In fact, I hold metaphysically freewill is impossible because there is no third choice; it’s either the outcome of rules (determined) or chance (probability). Even if we granted a ‘soul’ of some form, your ‘soul-self’ would have to make a choice…how do we make a choice? First we assess the current conditions, then we apply a set of rules and then we make a choice. But what is that choice? It’s either determined by our set of rules or it random…there is no third option. The idea of freewill, is to me, metaphysically incoherent. I could rant on this for pages, but hopefully you get the idea.
Now, it was mentioned that Ethan used a “meteor” hit as a way of explain why even if I choose to get candy I cannot. To be generous to Ethan, I think language fails here again. I think we are all on side with Harris, in that even if one accepted ‘freewill’ in some form, the constraints of the universe greatly restricts how it can be exercised.
So, although extreme, the point I think, is that much of what we perceive of our freedom really is quite constrained…I think to the point of not providing any space for freewill; I am less sure Ethan would agree there is NO room for freewill.

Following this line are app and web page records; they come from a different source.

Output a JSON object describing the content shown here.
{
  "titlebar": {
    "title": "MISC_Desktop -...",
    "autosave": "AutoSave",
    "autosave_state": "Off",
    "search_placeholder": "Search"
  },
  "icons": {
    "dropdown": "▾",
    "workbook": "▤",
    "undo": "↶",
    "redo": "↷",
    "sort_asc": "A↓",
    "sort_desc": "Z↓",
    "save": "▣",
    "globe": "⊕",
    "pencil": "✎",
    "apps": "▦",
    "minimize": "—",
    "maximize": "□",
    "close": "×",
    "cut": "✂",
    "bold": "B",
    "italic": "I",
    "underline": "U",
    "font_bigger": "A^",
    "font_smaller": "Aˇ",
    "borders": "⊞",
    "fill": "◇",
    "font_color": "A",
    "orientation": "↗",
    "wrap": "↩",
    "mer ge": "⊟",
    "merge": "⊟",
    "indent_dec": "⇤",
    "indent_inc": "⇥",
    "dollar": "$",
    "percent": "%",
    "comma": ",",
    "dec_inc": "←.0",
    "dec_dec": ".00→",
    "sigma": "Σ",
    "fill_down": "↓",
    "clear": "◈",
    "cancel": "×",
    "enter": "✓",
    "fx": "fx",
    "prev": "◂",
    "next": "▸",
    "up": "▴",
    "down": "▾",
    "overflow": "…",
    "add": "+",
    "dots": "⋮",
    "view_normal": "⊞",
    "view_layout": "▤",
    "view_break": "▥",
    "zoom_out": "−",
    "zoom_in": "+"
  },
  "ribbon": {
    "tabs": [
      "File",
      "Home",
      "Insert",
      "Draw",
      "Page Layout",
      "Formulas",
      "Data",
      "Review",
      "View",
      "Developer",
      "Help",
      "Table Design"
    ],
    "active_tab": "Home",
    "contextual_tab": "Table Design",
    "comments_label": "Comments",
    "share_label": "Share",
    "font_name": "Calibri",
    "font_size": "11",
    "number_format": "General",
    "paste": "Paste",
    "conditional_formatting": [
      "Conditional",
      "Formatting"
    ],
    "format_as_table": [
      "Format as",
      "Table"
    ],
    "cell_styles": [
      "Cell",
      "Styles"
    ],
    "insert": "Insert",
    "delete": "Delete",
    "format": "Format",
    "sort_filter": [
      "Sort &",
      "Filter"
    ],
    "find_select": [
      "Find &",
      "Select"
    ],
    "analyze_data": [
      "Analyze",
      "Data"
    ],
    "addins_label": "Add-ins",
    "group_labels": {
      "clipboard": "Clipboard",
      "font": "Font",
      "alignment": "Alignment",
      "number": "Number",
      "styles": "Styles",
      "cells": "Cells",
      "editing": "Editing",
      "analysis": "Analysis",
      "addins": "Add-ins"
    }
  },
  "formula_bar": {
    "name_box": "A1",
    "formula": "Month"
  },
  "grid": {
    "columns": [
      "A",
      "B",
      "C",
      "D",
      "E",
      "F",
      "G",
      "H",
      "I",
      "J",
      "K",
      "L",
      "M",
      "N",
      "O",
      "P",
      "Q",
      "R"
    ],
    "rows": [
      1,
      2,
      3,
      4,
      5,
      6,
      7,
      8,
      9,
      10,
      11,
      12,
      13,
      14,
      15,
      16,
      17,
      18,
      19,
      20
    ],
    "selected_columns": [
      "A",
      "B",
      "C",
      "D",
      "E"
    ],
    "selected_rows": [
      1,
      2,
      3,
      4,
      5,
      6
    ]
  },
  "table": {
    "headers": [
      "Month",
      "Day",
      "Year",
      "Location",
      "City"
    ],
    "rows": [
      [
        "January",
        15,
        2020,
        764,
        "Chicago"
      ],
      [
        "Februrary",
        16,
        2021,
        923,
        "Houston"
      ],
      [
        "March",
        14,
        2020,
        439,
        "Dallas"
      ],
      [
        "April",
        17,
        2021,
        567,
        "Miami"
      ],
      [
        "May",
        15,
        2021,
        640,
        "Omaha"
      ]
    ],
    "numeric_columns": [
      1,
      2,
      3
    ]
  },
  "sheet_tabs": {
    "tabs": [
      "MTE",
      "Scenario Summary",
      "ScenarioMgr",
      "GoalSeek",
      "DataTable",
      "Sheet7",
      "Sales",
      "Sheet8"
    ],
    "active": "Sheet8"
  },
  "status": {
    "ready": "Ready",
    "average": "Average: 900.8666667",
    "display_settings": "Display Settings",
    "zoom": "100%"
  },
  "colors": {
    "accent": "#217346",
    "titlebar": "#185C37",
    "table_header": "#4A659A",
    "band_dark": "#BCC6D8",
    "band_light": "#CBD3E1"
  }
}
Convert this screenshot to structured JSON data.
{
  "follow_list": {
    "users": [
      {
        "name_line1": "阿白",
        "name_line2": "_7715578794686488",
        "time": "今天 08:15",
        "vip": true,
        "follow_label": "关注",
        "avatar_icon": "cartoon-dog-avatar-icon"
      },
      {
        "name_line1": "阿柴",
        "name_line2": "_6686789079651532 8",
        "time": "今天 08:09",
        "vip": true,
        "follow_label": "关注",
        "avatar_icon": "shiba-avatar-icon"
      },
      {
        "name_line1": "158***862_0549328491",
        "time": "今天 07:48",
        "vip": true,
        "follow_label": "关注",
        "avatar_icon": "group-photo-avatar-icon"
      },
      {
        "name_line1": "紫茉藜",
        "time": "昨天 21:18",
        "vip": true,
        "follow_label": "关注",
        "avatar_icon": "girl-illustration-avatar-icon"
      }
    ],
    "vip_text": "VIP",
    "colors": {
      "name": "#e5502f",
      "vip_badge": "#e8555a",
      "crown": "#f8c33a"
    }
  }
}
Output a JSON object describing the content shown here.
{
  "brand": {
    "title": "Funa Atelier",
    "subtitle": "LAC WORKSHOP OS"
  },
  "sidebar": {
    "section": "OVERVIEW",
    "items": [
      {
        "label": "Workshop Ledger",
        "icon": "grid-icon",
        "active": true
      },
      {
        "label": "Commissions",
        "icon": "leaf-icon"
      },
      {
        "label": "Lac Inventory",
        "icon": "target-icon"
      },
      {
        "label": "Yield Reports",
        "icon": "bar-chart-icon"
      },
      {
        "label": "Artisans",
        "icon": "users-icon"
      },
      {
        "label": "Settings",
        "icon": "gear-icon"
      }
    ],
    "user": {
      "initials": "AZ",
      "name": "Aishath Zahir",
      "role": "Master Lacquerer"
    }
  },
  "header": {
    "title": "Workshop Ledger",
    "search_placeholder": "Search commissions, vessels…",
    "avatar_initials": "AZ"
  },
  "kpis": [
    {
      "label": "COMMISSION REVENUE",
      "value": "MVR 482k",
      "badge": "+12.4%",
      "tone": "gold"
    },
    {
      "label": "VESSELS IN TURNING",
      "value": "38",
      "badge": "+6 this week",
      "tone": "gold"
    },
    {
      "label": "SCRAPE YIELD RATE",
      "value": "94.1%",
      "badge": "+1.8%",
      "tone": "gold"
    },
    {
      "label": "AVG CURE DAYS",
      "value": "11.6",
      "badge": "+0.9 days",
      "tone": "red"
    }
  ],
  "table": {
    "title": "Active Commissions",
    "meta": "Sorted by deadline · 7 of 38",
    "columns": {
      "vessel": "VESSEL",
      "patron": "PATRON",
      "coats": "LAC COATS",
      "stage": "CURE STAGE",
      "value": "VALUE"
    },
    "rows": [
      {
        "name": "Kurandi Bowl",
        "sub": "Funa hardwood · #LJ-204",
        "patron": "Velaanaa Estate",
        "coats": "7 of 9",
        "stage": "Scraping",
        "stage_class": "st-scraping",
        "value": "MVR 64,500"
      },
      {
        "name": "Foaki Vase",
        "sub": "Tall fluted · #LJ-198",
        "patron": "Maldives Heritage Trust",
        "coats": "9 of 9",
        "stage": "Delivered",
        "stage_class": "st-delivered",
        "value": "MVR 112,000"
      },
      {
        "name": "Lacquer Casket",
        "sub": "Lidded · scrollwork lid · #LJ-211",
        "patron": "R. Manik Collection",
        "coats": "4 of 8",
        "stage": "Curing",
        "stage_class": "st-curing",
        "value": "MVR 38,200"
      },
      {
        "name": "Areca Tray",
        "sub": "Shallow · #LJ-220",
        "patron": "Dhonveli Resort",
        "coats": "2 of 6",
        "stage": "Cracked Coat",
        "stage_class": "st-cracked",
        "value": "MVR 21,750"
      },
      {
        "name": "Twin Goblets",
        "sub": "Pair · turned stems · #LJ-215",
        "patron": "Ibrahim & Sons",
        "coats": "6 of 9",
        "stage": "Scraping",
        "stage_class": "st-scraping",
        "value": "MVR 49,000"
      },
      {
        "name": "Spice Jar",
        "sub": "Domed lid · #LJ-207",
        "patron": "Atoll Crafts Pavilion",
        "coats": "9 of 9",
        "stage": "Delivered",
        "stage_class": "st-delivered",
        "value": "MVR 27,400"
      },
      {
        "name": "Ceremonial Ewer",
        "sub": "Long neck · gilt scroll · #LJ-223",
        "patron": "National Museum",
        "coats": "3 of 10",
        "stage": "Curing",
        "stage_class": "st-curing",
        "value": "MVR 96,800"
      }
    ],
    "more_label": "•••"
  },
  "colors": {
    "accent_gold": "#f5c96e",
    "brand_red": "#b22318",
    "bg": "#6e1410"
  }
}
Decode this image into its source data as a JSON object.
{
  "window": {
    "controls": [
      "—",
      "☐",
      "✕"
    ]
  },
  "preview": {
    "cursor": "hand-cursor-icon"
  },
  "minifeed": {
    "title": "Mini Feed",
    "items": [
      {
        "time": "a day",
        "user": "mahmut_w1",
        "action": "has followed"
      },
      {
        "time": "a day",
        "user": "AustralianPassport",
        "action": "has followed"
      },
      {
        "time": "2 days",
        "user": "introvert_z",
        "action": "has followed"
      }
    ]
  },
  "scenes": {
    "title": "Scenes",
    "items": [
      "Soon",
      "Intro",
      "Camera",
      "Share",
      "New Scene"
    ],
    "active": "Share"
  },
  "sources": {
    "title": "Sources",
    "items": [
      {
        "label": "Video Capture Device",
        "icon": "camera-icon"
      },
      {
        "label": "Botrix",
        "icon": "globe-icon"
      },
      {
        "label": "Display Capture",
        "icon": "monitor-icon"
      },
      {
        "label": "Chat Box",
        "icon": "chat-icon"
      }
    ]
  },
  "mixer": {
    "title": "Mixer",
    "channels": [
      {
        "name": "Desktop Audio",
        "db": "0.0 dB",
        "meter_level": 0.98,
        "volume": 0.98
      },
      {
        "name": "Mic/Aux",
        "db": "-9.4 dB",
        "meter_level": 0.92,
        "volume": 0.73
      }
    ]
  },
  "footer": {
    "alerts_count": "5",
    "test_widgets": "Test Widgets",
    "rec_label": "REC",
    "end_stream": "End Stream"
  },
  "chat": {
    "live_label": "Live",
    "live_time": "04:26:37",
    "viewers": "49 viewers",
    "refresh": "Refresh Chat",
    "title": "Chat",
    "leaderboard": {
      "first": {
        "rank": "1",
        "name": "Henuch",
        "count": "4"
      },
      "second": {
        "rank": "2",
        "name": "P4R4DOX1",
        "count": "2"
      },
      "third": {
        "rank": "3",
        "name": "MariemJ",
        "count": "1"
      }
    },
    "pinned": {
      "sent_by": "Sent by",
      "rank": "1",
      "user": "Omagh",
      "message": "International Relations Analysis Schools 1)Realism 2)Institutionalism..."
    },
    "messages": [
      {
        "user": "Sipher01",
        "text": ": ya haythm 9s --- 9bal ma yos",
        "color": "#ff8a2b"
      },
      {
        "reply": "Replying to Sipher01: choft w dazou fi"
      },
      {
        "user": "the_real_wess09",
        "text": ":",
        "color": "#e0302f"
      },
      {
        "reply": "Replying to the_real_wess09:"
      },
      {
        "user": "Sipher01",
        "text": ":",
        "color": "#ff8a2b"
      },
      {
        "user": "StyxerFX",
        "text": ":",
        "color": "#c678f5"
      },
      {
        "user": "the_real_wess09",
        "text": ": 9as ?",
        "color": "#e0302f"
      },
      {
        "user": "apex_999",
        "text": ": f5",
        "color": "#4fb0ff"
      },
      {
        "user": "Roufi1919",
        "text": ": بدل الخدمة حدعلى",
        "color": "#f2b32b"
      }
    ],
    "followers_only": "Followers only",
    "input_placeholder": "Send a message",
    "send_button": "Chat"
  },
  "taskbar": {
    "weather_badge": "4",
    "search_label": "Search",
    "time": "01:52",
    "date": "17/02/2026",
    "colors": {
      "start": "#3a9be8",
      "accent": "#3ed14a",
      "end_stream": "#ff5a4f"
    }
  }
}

And this leads to a justifiable comment that although we may not have a complete understanding of how the brain works, we cannot rule out freewill. That said, all the evidence so far has not turned up even a mechanism for freewill…to me, freewill has even less possibility than psychic abilities like pre-cognition.
This argument about neuroscience does point out to a degree of what I would call ‘brain fetishism’; that freewill as we use it is exclusively the purview of the human mind…why? Largely it is a hangover of our religious background that postulated the immaterial ‘soul’ as the source of freewill and that souls were exclusively for humans (although some argue/hope their pets may have souls as well and animist give souls to everything).
If we accept that the immaterial cannot, by definition, interact with the material world; then why do we assume freewill exists only in the brain? Maybe the animists have it right, if I can have freewill, why not a cat, a tree or even a rock?
Now, we end on the great quandary of humanity experience; we may know we have no freewill but we have no choice but to act as though we do. One listener mentions that we can ‘affect’ determinism through education and advertising…that “if we see someone going down the path towards crime we should be compassionate and help them”. As already discussed, no, you can’t.
The quandary though is we cannot curl up and be ‘fatalistic’…in the same way we are condemned to experience the world in 3 dimension regardless of the fact(?) there are many more, likewise we must ‘exercise’ our freewill for the betterment of society.
This is why I call for a reform in the moralistic attitude we have to criminal justice. Crimes are committed and society must protect itself from these actions but we do not need to add to this a moral judgment when such a judgment is based on an illusionary foundation. The role of prisons should be a) protect society, b) provide social restitution and c) provide rehabilitation.
I think, whether I have a choice or not, I will advocate for a better educated, more communal society. One of the gifts of intelligence is to be able to take the raw material of experience and manipulated it so as to have a more accurate and better view of reality.
One must ask, if I could somehow ‘train’ myself NOT to experience the world with ‘free will’ what would that be like? Would it be as alien as being able to see 4 dimensions or a simple looking beyond the ‘apparent’ difference of race or gender and perceiving all as just people?
I hope that clarifies things…not that we have any choice in that <LOL>.